would stand a few yards apart and the birds would fly back and forth to eat the meat scraps. They also let the viewers participate by wearing the heavy leather glove and letting the bird fly to your hand. Pretty neat. The bird I fed was a large owl that actually weighed almost nothing. The main handler narrated as it was happening, telling the small crowd about the birds. One interesting fact--they buy all the birds because it is not legal to breed them. It was a good stop.

Along the way, we stopped for bathroom stops and lunch. Most of the time we'd stop at a tavern and have local fare, usually very good. The food on this trip has been very good with only a couple exceptions. Much better than my earlier tour. I will have to work on my weight gain when I get home. It has been very good.

Think I'll stop for now but try to add more when I have more time.
Linda and Gretchen Showing their Ass
These tours, the way we do them, allow very little down time. It's a blur of getting out of bed, getting cleaned up, going to breakfast, packing up our mess, riding, lunch, riding, stopping for the night, checking into the hotel, rushing down for a beer before dinner, eating, and then trying to blog if it's not too late. Very busy..

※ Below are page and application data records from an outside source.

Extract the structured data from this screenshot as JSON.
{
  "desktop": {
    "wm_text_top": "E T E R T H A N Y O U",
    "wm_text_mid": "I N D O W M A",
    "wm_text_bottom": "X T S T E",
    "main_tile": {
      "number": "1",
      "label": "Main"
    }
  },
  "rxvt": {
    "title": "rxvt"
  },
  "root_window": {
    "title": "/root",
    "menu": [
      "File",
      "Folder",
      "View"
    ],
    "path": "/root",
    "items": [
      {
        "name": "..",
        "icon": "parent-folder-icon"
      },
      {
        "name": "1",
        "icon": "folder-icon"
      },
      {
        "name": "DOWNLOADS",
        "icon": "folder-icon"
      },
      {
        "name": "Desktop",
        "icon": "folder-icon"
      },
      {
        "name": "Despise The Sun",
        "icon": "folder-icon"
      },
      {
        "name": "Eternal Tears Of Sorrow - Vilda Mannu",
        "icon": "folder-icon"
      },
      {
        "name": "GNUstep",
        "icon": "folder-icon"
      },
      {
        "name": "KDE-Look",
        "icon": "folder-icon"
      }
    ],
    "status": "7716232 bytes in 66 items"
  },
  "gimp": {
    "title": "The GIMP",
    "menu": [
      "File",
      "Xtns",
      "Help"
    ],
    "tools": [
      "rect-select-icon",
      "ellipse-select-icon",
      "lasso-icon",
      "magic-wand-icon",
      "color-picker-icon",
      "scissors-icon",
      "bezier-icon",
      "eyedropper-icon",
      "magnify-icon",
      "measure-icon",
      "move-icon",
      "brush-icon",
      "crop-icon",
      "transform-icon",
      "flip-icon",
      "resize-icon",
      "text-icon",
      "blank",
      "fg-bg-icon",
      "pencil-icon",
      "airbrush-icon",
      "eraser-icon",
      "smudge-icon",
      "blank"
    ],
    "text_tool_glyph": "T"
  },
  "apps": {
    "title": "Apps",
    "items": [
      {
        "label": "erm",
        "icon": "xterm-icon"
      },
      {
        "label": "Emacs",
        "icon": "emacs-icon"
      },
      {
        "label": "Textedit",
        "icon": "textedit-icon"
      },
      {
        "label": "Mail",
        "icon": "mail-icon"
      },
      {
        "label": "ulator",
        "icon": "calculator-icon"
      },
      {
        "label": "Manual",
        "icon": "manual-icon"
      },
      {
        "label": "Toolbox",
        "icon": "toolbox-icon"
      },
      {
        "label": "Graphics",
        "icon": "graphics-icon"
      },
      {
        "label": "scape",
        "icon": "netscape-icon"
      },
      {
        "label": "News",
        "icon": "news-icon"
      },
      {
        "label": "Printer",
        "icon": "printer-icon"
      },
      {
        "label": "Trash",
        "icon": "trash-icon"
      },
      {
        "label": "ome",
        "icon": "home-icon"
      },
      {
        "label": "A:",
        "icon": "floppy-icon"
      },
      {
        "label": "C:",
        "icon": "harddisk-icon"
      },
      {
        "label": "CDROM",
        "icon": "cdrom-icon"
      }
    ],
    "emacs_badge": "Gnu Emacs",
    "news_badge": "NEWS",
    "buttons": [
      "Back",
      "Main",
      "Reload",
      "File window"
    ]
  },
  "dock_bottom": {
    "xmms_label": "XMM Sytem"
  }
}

Not Much Room to Spare...
Check in later for more meat as I have time.

Most of this time period was spent in Scotland. It didn't seem to be much different from England, but the brough in their accents. I couldn't understand them most of the time. Linda served well as our interpreter.

We went to Carmichael home of Gary's ancestors, for a brief stop. It was neat to be in a place where his family had roots. We're going back during the car tour later.